Your Time: Service to Others
In late August of 2005, I watched as Hurricane Katrina caused one of the worst natural disasters in United States history. Although I was emotionally affected about what happened in the Gulf Coast and the slow response to get people in the region help, I was not compelled to volunteer. Like many people, I donated my loose change whenever I came across a fundraiser to help people affected by the hurricanes. As I donated this change, I would always tell myself that I know I would do more if only I had the time and money. Plus I had my own problems and what about my city? The city I was born and raised in had issues with homelessness and poverty, just to name a few. Making the most of my time never really included any hands-on service. I was just too busy to do more than I had already done for the relief efforts.
In the spring of 2006 one of my colleagues approached me with the opportunity to do an Alternative Spring Break (ASB). ASB was an opportunity for college students to give up their typical spring break to do service. The service trip would be in Louisiana for hurricane relief with an organization called Toledo Campus Ministry. The trip would only cost $300 which included all my traveling, food, lodging, and materials we would work with in the area.
I was hesitant about doing the trip because of the Christian affiliation. I was Muslim and as such was fearful I might not be accepted or the group would try to convert me to Christianity. However, I had done some travelling previously and in many instances I was the only Muslim on these trips. As a result, I decided to take a chance and participate in the trip. In this way I could put another star on my map of places I have travelled while fulfilling my need to do hands-on service.

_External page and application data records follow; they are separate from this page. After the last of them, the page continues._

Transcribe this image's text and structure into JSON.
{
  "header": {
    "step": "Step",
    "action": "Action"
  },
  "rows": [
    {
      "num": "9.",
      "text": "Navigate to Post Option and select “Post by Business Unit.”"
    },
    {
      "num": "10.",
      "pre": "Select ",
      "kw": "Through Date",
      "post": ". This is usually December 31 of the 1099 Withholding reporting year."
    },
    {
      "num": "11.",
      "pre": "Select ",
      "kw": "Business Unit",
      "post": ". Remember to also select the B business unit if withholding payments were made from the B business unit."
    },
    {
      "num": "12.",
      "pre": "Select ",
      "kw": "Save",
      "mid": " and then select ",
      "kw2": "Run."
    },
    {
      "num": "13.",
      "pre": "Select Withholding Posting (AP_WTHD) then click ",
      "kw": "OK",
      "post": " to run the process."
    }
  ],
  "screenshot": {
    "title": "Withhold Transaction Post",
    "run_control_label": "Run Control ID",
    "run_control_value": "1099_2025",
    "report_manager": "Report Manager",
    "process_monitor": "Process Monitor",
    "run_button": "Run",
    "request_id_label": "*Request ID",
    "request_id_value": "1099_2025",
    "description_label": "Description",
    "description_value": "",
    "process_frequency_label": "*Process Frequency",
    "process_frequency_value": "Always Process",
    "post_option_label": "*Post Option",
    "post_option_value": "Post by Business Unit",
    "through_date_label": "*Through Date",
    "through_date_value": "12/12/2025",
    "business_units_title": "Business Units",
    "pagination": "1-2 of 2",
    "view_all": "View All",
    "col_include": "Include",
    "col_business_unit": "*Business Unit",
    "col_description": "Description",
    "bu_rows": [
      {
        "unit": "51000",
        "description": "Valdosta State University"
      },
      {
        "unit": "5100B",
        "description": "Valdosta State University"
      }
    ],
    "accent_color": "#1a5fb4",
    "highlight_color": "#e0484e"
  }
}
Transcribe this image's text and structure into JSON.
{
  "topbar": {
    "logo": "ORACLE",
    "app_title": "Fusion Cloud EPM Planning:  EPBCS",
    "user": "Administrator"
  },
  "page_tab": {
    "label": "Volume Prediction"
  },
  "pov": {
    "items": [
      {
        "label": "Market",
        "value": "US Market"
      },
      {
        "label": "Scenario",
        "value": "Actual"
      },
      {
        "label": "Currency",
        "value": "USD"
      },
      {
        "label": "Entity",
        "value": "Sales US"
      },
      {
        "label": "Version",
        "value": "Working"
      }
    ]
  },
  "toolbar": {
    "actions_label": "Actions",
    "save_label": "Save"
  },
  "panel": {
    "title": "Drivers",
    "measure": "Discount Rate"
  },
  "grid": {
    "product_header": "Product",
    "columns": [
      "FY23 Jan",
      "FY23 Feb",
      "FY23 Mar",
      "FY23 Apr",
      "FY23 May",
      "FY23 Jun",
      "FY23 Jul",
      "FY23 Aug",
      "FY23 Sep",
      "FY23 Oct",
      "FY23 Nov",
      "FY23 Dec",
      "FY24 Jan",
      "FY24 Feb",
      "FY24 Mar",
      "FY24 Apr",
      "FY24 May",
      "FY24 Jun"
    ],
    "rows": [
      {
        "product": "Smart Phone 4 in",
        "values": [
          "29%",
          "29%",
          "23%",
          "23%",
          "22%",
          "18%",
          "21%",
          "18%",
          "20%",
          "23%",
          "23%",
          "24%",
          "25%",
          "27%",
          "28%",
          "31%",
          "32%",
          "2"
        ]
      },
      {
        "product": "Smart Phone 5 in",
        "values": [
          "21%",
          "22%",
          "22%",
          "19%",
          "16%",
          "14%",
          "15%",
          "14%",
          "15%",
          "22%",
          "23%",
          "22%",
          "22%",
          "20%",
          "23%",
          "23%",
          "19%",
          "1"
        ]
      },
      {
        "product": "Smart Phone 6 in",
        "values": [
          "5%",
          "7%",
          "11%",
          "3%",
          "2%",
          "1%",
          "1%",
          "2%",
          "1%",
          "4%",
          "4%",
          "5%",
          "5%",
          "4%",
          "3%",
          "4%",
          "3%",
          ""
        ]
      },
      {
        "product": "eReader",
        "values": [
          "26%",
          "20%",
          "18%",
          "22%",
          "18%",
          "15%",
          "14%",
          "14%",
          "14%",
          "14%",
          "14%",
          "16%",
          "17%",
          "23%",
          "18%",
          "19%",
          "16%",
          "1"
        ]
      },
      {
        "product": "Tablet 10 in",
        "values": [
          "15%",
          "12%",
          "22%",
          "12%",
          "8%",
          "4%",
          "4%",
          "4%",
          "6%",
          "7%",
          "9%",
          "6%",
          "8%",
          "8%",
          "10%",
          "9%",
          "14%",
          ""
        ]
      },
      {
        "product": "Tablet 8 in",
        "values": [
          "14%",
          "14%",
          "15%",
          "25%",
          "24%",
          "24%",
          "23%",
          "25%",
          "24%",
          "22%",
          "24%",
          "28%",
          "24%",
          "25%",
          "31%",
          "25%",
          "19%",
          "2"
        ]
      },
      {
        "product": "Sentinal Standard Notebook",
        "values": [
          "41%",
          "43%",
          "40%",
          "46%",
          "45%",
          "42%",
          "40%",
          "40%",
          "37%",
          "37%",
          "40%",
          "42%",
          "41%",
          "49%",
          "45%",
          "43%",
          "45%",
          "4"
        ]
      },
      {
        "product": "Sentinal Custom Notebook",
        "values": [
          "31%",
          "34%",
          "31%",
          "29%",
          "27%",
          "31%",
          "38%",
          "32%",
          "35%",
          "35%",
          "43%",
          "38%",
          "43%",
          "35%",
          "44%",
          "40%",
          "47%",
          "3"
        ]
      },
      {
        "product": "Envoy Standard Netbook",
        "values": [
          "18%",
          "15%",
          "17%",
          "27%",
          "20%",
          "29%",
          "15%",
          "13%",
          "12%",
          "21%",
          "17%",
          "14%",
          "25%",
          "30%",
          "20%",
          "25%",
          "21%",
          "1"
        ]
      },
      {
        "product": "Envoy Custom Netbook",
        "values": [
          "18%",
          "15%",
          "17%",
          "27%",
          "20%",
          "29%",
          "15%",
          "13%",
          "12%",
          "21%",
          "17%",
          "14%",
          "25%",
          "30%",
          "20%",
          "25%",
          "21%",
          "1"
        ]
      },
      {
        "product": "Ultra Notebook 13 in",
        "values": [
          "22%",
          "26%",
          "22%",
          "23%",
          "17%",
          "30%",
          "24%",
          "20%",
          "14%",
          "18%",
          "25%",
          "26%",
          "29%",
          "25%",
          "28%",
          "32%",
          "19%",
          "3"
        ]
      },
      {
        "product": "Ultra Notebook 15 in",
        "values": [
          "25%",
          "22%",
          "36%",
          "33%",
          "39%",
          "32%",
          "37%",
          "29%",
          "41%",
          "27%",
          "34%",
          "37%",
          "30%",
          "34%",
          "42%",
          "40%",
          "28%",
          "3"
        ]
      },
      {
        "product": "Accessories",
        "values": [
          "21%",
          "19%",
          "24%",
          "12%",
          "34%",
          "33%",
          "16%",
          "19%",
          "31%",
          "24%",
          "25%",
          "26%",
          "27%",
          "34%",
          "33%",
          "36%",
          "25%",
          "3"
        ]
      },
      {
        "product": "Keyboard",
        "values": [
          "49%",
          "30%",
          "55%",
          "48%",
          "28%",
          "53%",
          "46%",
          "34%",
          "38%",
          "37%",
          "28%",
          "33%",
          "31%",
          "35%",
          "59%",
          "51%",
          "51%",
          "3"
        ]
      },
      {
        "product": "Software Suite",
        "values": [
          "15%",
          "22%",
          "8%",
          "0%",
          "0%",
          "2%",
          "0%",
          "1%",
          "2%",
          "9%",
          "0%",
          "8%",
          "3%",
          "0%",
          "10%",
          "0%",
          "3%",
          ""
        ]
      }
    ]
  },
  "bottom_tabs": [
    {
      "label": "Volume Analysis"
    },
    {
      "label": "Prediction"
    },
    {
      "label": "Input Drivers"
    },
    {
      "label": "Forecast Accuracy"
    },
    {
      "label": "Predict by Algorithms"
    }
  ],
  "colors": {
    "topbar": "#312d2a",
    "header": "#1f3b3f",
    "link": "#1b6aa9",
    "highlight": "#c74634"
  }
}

I also thought I would gain respect from my peers and family for doing something so generous and selfless. All in all, I decided to volunteer in Louisiana not for the people in need in the region, but to fulfill my own ambitions and desires.
Being the only Muslim and the only person of Arab heritage, I was at first very cautious of my interactions with others. However, with the 24 hour drive down to Louisiana the walls I had put up would crumble. I was surprised to find people from all walks of life and although most of the group was Christian, they welcomed me with open arms. I soon realized the work we would do was more important than a star on my map or the respect I would gain from others. This trip also proved to me that Muslims and Christians could work together in efforts of love and compassion. Furthermore, it was on this service trip that my love for philanthropy and service really took hold of my heart.
Our work down in Louisiana consisted of tearing down a damaged roof of a family in need and completely replacing it. We would have less than a week to do this, however, we were determined to not only complete our task but do so with time to spare. Our group was fortunate enough to hear the stories firsthand from people who were affected by the hurricane. To sit in a room and hear the tragedy firsthand had changed my whole outlook on life. My experience in Louisiana was so profound that I wanted to experience even more.
One year later, along with other volunteers from Louisiana, I was able to do service in Kafakumba, Zambia. While in Africa, I was able to work with children that were in need from all over the continent. This trip affirmed what I already knew was true in my heart, that I wanted to dedicate as much of my free time to service and philanthropy. Not only did I want to dedicate my free time but I also wanted other college students to experience the same joy that I got from service and philanthropy. This is where the idea for my organization called P.E.A.C.E. became a reality. P.E.A.C.E. is another avenue for students to get involved in service and philanthropy and was not created to compete with existing service organizations. It has been a challenge at times but one well worthwhile as I believe that everyone should have the opportunity to have the eye-opening experience of service.
Edited by Randa Hassan Awada
Article printed in The CommUnity Journal: Summer 2011 Edition
A Publication of the Muslim Unity Center of Bloomfield Hills